== Problem to solve ==
For the entries that follow, count the lines containing the string "name" and write only the number.

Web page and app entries
□ □ □ □ □
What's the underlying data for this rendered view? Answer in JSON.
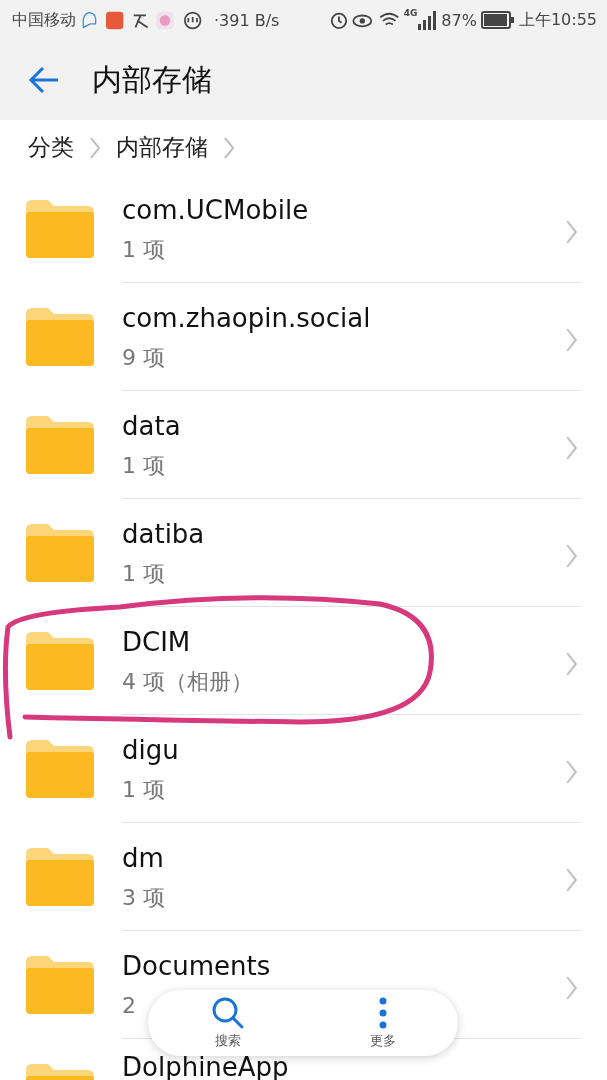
{
  "status_bar": {
    "carrier": "中国移动",
    "speed": "·391 B/s",
    "network": "4G",
    "battery": "87%",
    "time": "上午10:55"
  },
  "header": {
    "title": "内部存储"
  },
  "breadcrumb": [
    {
      "label": "分类"
    },
    {
      "label": "内部存储"
    }
  ],
  "folders": [
    {
      "name": "com.UCMobile",
      "count": "1 项",
      "highlighted": false
    },
    {
      "name": "com.zhaopin.social",
      "count": "9 项",
      "highlighted": false
    },
    {
      "name": "data",
      "count": "1 项",
      "highlighted": false
    },
    {
      "name": "datiba",
      "count": "1 项",
      "highlighted": false
    },
    {
      "name": "DCIM",
      "count": "4 项（相册）",
      "highlighted": true
    },
    {
      "name": "digu",
      "count": "1 项",
      "highlighted": false
    },
    {
      "name": "dm",
      "count": "3 项",
      "highlighted": false
    },
    {
      "name": "Documents",
      "count": "2",
      "highlighted": false
    },
    {
      "name": "DolphineApp",
      "highlighted": false
    }
  ],
  "bottom_bar": [
    {
      "kind": "search",
      "label": "搜索"
    },
    {
      "kind": "more",
      "label": "更多"
    }
  ]
}
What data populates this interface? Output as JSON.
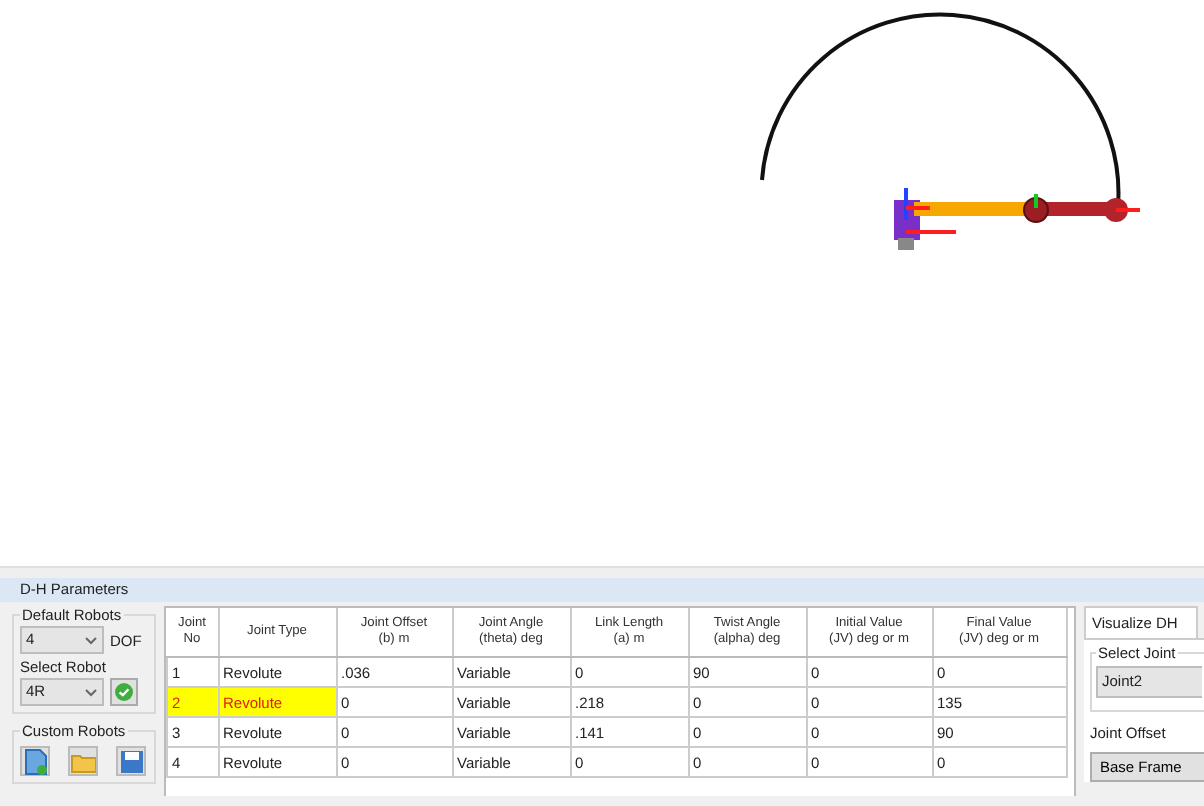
{
  "panel_title": "D-H Parameters",
  "default_robots": {
    "title": "Default Robots",
    "dof_value": "4",
    "dof_label": "DOF",
    "select_label": "Select Robot",
    "robot_value": "4R"
  },
  "custom_robots": {
    "title": "Custom Robots"
  },
  "table": {
    "columns": [
      {
        "lines": [
          "Joint",
          "No"
        ]
      },
      {
        "lines": [
          "Joint Type"
        ]
      },
      {
        "lines": [
          "Joint Offset",
          "(b)  m"
        ]
      },
      {
        "lines": [
          "Joint Angle",
          "(theta)  deg"
        ]
      },
      {
        "lines": [
          "Link Length",
          "(a)  m"
        ]
      },
      {
        "lines": [
          "Twist Angle",
          "(alpha)  deg"
        ]
      },
      {
        "lines": [
          "Initial Value",
          "(JV)   deg or m"
        ]
      },
      {
        "lines": [
          "Final Value",
          "(JV)   deg or m"
        ]
      }
    ],
    "rows": [
      {
        "selected": false,
        "cells": [
          "1",
          "Revolute",
          ".036",
          "Variable",
          "0",
          "90",
          "0",
          "0"
        ]
      },
      {
        "selected": true,
        "cells": [
          "2",
          "Revolute",
          "0",
          "Variable",
          ".218",
          "0",
          "0",
          "135"
        ]
      },
      {
        "selected": false,
        "cells": [
          "3",
          "Revolute",
          "0",
          "Variable",
          ".141",
          "0",
          "0",
          "90"
        ]
      },
      {
        "selected": false,
        "cells": [
          "4",
          "Revolute",
          "0",
          "Variable",
          "0",
          "0",
          "0",
          "0"
        ]
      }
    ]
  },
  "visualize": {
    "tab": "Visualize DH",
    "group": "Select Joint",
    "joint_value": "Joint2",
    "offset_label": "Joint Offset",
    "base_button": "Base Frame"
  }
}
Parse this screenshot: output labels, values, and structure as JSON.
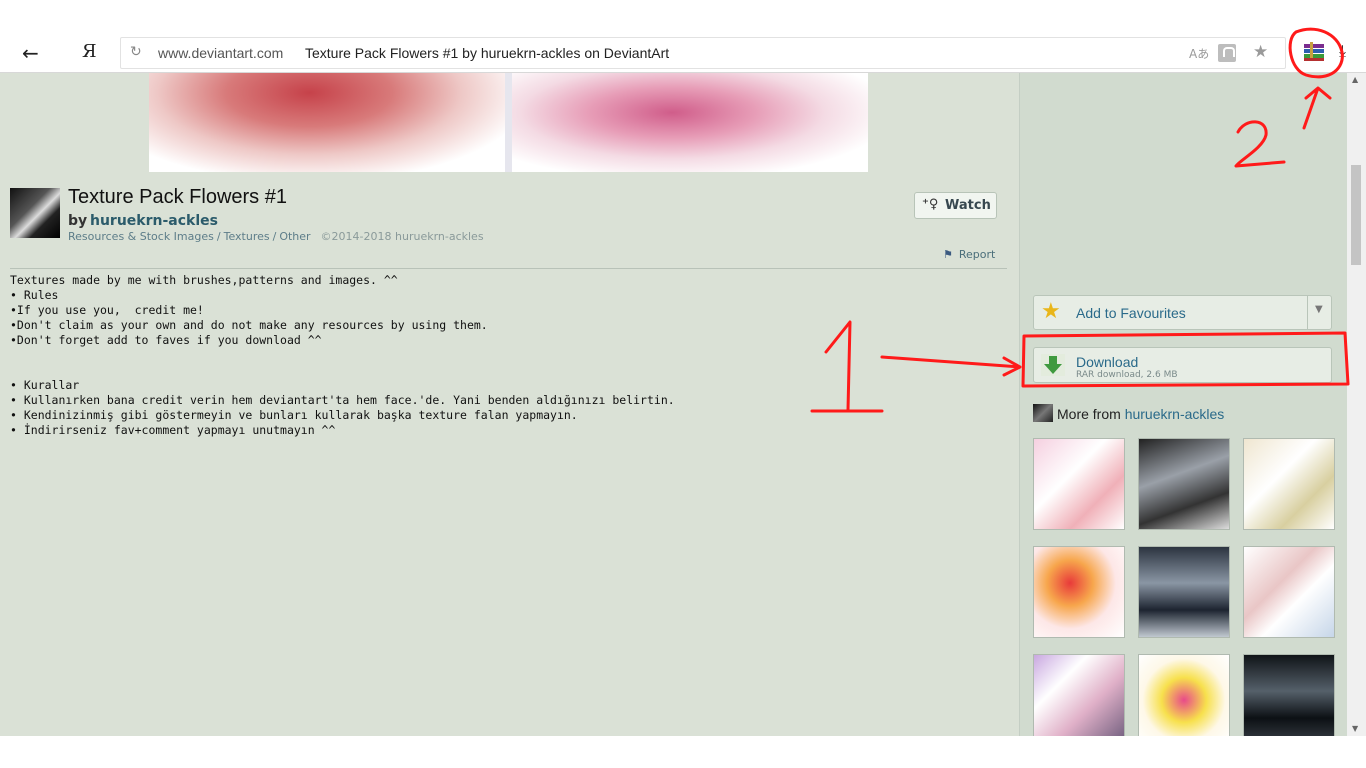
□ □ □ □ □
== Exercise response ==
9